WHAT YOU NEED TO DO: Each line of the records needs to come back exactly as written.

RECORDED INFORMATION:
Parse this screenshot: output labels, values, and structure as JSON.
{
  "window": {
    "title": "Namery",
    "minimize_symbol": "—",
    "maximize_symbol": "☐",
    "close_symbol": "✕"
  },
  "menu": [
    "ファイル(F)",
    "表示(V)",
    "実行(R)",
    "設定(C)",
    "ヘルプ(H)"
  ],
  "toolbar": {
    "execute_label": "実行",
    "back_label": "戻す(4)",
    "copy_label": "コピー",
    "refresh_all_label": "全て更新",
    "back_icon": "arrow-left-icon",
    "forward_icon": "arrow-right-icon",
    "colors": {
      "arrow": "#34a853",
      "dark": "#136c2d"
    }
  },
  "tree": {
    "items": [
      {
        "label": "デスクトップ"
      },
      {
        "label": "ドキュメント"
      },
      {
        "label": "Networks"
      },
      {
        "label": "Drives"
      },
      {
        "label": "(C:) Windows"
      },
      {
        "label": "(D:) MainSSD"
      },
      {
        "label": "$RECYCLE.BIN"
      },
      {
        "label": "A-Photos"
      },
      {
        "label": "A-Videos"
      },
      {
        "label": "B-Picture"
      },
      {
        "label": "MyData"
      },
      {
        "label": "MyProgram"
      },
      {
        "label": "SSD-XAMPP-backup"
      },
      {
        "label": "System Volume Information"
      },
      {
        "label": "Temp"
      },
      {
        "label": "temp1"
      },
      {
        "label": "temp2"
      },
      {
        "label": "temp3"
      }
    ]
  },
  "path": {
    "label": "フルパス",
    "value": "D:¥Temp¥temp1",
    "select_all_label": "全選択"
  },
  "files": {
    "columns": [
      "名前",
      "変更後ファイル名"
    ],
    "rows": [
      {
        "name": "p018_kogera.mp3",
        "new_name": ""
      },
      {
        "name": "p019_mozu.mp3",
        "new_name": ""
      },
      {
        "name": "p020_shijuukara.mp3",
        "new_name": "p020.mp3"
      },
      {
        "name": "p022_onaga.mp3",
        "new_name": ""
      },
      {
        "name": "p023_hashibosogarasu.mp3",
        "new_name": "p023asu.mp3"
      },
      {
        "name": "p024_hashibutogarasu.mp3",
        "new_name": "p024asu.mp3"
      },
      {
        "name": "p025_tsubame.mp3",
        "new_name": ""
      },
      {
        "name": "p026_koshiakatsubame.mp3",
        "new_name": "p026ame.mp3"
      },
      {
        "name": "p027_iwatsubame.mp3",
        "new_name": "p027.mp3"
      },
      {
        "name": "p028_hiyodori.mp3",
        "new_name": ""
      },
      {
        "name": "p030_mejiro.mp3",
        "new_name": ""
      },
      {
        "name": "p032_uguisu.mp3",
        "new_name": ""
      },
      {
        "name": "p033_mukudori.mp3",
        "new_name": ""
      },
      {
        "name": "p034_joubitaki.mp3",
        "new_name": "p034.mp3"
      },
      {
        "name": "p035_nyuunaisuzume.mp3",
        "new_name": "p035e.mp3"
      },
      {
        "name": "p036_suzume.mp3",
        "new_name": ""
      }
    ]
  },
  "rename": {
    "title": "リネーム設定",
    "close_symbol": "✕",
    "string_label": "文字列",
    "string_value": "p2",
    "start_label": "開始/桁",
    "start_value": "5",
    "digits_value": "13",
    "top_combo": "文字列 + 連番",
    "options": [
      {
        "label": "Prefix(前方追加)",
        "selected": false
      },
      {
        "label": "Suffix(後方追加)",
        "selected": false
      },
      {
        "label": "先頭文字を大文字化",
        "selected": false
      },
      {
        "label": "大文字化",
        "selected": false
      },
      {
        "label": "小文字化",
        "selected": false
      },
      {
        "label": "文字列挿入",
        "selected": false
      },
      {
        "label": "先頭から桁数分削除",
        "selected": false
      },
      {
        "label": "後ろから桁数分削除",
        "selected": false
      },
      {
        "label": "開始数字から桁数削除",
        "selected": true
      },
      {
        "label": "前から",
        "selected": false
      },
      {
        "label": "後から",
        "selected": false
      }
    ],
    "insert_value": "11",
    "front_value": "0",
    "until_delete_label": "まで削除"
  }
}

ANSWER SECTION:
Parse this screenshot: output labels, values, and structure as JSON.
{
  "window": {
    "title": "Namery",
    "minimize_symbol": "—",
    "maximize_symbol": "☐",
    "close_symbol": "✕"
  },
  "menu": [
    "ファイル(F)",
    "表示(V)",
    "実行(R)",
    "設定(C)",
    "ヘルプ(H)"
  ],
  "toolbar": {
    "execute_label": "実行",
    "back_label": "戻す(4)",
    "copy_label": "コピー",
    "refresh_all_label": "全て更新",
    "back_icon": "arrow-left-icon",
    "forward_icon": "arrow-right-icon",
    "colors": {
      "arrow": "#34a853",
      "dark": "#136c2d"
    }
  },
  "tree": {
    "items": [
      {
        "label": "デスクトップ"
      },
      {
        "label": "ドキュメント"
      },
      {
        "label": "Networks"
      },
      {
        "label": "Drives"
      },
      {
        "label": "(C:) Windows"
      },
      {
        "label": "(D:) MainSSD"
      },
      {
        "label": "$RECYCLE.BIN"
      },
      {
        "label": "A-Photos"
      },
      {
        "label": "A-Videos"
      },
      {
        "label": "B-Picture"
      },
      {
        "label": "MyData"
      },
      {
        "label": "MyProgram"
      },
      {
        "label": "SSD-XAMPP-backup"
      },
      {
        "label": "System Volume Information"
      },
      {
        "label": "Temp"
      },
      {
        "label": "temp1"
      },
      {
        "label": "temp2"
      },
      {
        "label": "temp3"
      }
    ]
  },
  "path": {
    "label": "フルパス",
    "value": "D:¥Temp¥temp1",
    "select_all_label": "全選択"
  },
  "files": {
    "columns": [
      "名前",
      "変更後ファイル名"
    ],
    "rows": [
      {
        "name": "p018_kogera.mp3",
        "new_name": ""
      },
      {
        "name": "p019_mozu.mp3",
        "new_name": ""
      },
      {
        "name": "p020_shijuukara.mp3",
        "new_name": "p020.mp3"
      },
      {
        "name": "p022_onaga.mp3",
        "new_name": ""
      },
      {
        "name": "p023_hashibosogarasu.mp3",
        "new_name": "p023asu.mp3"
      },
      {
        "name": "p024_hashibutogarasu.mp3",
        "new_name": "p024asu.mp3"
      },
      {
        "name": "p025_tsubame.mp3",
        "new_name": ""
      },
      {
        "name": "p026_koshiakatsubame.mp3",
        "new_name": "p026ame.mp3"
      },
      {
        "name": "p027_iwatsubame.mp3",
        "new_name": "p027.mp3"
      },
      {
        "name": "p028_hiyodori.mp3",
        "new_name": ""
      },
      {
        "name": "p030_mejiro.mp3",
        "new_name": ""
      },
      {
        "name": "p032_uguisu.mp3",
        "new_name": ""
      },
      {
        "name": "p033_mukudori.mp3",
        "new_name": ""
      },
      {
        "name": "p034_joubitaki.mp3",
        "new_name": "p034.mp3"
      },
      {
        "name": "p035_nyuunaisuzume.mp3",
        "new_name": "p035e.mp3"
      },
      {
        "name": "p036_suzume.mp3",
        "new_name": ""
      }
    ]
  },
  "rename": {
    "title": "リネーム設定",
    "close_symbol": "✕",
    "string_label": "文字列",
    "string_value": "p2",
    "start_label": "開始/桁",
    "start_value": "5",
    "digits_value": "13",
    "top_combo": "文字列 + 連番",
    "options": [
      {
        "label": "Prefix(前方追加)",
        "selected": false
      },
      {
        "label": "Suffix(後方追加)",
        "selected": false
      },
      {
        "label": "先頭文字を大文字化",
        "selected": false
      },
      {
        "label": "大文字化",
        "selected": false
      },
      {
        "label": "小文字化",
        "selected": false
      },
      {
        "label": "文字列挿入",
        "selected": false
      },
      {
        "label": "先頭から桁数分削除",
        "selected": false
      },
      {
        "label": "後ろから桁数分削除",
        "selected": false
      },
      {
        "label": "開始数字から桁数削除",
        "selected": true
      },
      {
        "label": "前から",
        "selected": false
      },
      {
        "label": "後から",
        "selected": false
      }
    ],
    "insert_value": "11",
    "front_value": "0",
    "until_delete_label": "まで削除"
  }
}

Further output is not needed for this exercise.